It occurs to me now that this ability to converse with a weaning child is a precious gift, a great opportunity to communicate hearts and minds. Weaning will be a loss in some ways and we can talk about it together. And it will be a celebration in other ways and I will tell him how proud I am that he is so big and brave. Eventually, he will rest his little head on my shoulder and sigh with big sad eyes... but he will not ask the question anymore.

It is a stupid and callous culture that mocks the nursing relationship and tarnishes the purity of the bond between mother and child. I know that now and simply refuse to consider it's opinion about when I should wean my children.

JUST to clarify... this post is not about you. It's about me and my little guy. I promise I don't mind if you nurse or not or for how long you do it. And I trust that you love your little people and know how to take care of them. :)

2015 UPDATE: As I said at the beginning, I am now in the process of weaning another child; my youngest, who will be 2 in just a couple of weeks. We are having conversations and our hearts are breaking just a little. Last night, she cried and turned her big, sad, damp eyes to her daddy. What's wrong, little one? he asked. Mommy not nurse me. 

He held her tight and she put his forehead between her hands and kissed him with a big sloppy kiss. Then she scooted over to me, rested her head on my shoulder... and slept. By that time, her tears had dried. But mine flowed freely.
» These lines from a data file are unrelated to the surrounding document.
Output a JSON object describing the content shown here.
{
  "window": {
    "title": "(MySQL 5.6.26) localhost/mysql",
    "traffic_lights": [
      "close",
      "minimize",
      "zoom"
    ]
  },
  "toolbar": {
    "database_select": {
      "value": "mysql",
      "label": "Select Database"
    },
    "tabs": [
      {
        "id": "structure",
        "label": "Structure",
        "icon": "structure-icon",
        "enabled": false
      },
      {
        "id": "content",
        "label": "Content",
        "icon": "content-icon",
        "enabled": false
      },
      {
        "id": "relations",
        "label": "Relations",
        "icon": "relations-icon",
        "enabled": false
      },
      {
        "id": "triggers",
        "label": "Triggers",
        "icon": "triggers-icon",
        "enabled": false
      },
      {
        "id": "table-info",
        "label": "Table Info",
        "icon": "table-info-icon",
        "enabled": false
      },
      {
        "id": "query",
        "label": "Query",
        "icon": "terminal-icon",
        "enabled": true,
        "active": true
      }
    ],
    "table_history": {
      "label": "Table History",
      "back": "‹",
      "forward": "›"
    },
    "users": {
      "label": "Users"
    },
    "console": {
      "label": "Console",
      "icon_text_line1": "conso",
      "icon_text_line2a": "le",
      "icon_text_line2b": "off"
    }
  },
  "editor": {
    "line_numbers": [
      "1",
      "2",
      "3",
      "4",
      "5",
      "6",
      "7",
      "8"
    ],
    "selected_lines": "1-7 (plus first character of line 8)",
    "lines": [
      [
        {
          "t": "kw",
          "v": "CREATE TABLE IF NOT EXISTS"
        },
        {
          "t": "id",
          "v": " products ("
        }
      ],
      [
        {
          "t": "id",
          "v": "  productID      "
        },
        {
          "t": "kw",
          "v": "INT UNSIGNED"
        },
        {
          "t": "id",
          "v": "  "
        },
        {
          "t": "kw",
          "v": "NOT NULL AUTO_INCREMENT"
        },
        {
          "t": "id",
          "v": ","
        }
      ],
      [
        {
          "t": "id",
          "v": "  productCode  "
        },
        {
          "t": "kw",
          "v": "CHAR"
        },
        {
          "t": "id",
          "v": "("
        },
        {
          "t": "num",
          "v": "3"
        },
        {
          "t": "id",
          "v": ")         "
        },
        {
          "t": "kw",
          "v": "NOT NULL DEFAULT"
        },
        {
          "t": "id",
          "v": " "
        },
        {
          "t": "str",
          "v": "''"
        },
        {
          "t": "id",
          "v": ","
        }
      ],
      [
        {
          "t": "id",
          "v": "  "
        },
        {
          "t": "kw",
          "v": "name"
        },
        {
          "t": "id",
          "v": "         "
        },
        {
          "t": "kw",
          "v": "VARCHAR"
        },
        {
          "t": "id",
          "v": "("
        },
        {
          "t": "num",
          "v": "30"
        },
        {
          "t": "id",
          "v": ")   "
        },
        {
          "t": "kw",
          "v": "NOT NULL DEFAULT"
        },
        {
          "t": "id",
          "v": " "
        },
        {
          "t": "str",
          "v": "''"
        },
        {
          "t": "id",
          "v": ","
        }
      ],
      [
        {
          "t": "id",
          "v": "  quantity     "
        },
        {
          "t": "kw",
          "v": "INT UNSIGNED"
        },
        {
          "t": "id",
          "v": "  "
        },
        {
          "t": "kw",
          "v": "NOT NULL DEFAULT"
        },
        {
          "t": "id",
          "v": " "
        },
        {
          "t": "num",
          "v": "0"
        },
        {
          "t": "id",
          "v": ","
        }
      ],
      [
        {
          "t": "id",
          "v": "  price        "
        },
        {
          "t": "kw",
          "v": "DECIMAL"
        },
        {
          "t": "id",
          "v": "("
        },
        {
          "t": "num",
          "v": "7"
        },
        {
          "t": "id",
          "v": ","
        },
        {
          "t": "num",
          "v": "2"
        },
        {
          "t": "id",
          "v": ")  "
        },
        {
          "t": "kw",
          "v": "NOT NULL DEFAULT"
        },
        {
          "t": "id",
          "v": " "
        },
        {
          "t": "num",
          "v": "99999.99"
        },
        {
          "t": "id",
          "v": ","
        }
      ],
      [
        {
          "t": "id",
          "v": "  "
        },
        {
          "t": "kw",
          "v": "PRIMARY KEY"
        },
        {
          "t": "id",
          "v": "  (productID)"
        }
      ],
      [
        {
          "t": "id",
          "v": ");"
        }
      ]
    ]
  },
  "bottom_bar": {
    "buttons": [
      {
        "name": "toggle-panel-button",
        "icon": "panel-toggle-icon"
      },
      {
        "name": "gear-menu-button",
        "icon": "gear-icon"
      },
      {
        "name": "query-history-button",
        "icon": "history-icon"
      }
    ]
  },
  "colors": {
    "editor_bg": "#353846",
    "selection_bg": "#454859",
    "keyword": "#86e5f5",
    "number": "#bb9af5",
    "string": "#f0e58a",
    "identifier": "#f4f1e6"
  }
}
Posted on July 8, 2015 and filed under motherhood, parenting.